→ INFORMATION SUPPLIED
>>>

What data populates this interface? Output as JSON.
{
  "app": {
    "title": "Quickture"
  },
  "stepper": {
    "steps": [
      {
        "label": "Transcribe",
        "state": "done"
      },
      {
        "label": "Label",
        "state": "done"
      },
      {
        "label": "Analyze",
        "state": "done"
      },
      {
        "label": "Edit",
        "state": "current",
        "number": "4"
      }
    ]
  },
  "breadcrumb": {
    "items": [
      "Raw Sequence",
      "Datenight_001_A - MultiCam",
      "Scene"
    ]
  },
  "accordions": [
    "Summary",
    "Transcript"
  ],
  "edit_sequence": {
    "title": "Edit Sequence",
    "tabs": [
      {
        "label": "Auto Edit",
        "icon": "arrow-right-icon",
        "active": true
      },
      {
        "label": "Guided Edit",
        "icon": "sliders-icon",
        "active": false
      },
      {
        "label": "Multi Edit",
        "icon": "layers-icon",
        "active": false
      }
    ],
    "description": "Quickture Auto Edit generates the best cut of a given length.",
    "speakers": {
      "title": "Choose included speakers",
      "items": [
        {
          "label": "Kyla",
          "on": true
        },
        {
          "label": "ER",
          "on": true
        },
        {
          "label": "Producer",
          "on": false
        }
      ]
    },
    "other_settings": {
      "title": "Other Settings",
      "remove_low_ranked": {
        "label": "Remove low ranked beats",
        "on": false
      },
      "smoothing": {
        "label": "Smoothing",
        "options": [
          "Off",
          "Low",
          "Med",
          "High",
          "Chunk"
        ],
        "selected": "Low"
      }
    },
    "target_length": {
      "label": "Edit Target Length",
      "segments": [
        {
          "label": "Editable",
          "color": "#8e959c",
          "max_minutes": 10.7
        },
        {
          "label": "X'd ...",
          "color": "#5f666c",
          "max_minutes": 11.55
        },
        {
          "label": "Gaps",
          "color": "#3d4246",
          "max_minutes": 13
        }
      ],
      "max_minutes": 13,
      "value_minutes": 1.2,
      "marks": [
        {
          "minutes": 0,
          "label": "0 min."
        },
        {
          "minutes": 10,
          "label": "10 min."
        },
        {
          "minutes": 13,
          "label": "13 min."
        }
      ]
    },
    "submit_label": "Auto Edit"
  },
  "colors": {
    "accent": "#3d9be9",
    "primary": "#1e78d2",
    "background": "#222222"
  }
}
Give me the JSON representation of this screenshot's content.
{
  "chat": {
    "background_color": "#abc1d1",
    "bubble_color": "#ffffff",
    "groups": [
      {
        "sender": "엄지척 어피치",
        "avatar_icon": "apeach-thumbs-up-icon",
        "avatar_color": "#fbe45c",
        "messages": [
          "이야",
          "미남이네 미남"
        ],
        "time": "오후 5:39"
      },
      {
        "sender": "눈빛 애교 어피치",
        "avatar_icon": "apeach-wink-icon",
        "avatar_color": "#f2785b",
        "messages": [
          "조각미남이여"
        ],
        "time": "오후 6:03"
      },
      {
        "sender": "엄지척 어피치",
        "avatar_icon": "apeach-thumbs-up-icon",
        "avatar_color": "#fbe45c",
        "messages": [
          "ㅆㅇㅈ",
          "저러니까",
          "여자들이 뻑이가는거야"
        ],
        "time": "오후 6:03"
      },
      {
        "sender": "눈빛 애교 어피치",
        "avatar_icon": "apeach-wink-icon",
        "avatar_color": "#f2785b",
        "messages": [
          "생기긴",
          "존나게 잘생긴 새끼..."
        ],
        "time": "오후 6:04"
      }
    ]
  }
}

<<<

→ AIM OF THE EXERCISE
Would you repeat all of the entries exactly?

→ ANSWER FOR THE TASK
What data populates this interface? Output as JSON.
{
  "app": {
    "title": "Quickture"
  },
  "stepper": {
    "steps": [
      {
        "label": "Transcribe",
        "state": "done"
      },
      {
        "label": "Label",
        "state": "done"
      },
      {
        "label": "Analyze",
        "state": "done"
      },
      {
        "label": "Edit",
        "state": "current",
        "number": "4"
      }
    ]
  },
  "breadcrumb": {
    "items": [
      "Raw Sequence",
      "Datenight_001_A - MultiCam",
      "Scene"
    ]
  },
  "accordions": [
    "Summary",
    "Transcript"
  ],
  "edit_sequence": {
    "title": "Edit Sequence",
    "tabs": [
      {
        "label": "Auto Edit",
        "icon": "arrow-right-icon",
        "active": true
      },
      {
        "label": "Guided Edit",
        "icon": "sliders-icon",
        "active": false
      },
      {
        "label": "Multi Edit",
        "icon": "layers-icon",
        "active": false
      }
    ],
    "description": "Quickture Auto Edit generates the best cut of a given length.",
    "speakers": {
      "title": "Choose included speakers",
      "items": [
        {
          "label": "Kyla",
          "on": true
        },
        {
          "label": "ER",
          "on": true
        },
        {
          "label": "Producer",
          "on": false
        }
      ]
    },
    "other_settings": {
      "title": "Other Settings",
      "remove_low_ranked": {
        "label": "Remove low ranked beats",
        "on": false
      },
      "smoothing": {
        "label": "Smoothing",
        "options": [
          "Off",
          "Low",
          "Med",
          "High",
          "Chunk"
        ],
        "selected": "Low"
      }
    },
    "target_length": {
      "label": "Edit Target Length",
      "segments": [
        {
          "label": "Editable",
          "color": "#8e959c",
          "max_minutes": 10.7
        },
        {
          "label": "X'd ...",
          "color": "#5f666c",
          "max_minutes": 11.55
        },
        {
          "label": "Gaps",
          "color": "#3d4246",
          "max_minutes": 13
        }
      ],
      "max_minutes": 13,
      "value_minutes": 1.2,
      "marks": [
        {
          "minutes": 0,
          "label": "0 min."
        },
        {
          "minutes": 10,
          "label": "10 min."
        },
        {
          "minutes": 13,
          "label": "13 min."
        }
      ]
    },
    "submit_label": "Auto Edit"
  },
  "colors": {
    "accent": "#3d9be9",
    "primary": "#1e78d2",
    "background": "#222222"
  }
}
Give me the JSON representation of this screenshot's content.
{
  "chat": {
    "background_color": "#abc1d1",
    "bubble_color": "#ffffff",
    "groups": [
      {
        "sender": "엄지척 어피치",
        "avatar_icon": "apeach-thumbs-up-icon",
        "avatar_color": "#fbe45c",
        "messages": [
          "이야",
          "미남이네 미남"
        ],
        "time": "오후 5:39"
      },
      {
        "sender": "눈빛 애교 어피치",
        "avatar_icon": "apeach-wink-icon",
        "avatar_color": "#f2785b",
        "messages": [
          "조각미남이여"
        ],
        "time": "오후 6:03"
      },
      {
        "sender": "엄지척 어피치",
        "avatar_icon": "apeach-thumbs-up-icon",
        "avatar_color": "#fbe45c",
        "messages": [
          "ㅆㅇㅈ",
          "저러니까",
          "여자들이 뻑이가는거야"
        ],
        "time": "오후 6:03"
      },
      {
        "sender": "눈빛 애교 어피치",
        "avatar_icon": "apeach-wink-icon",
        "avatar_color": "#f2785b",
        "messages": [
          "생기긴",
          "존나게 잘생긴 새끼..."
        ],
        "time": "오후 6:04"
      }
    ]
  }
}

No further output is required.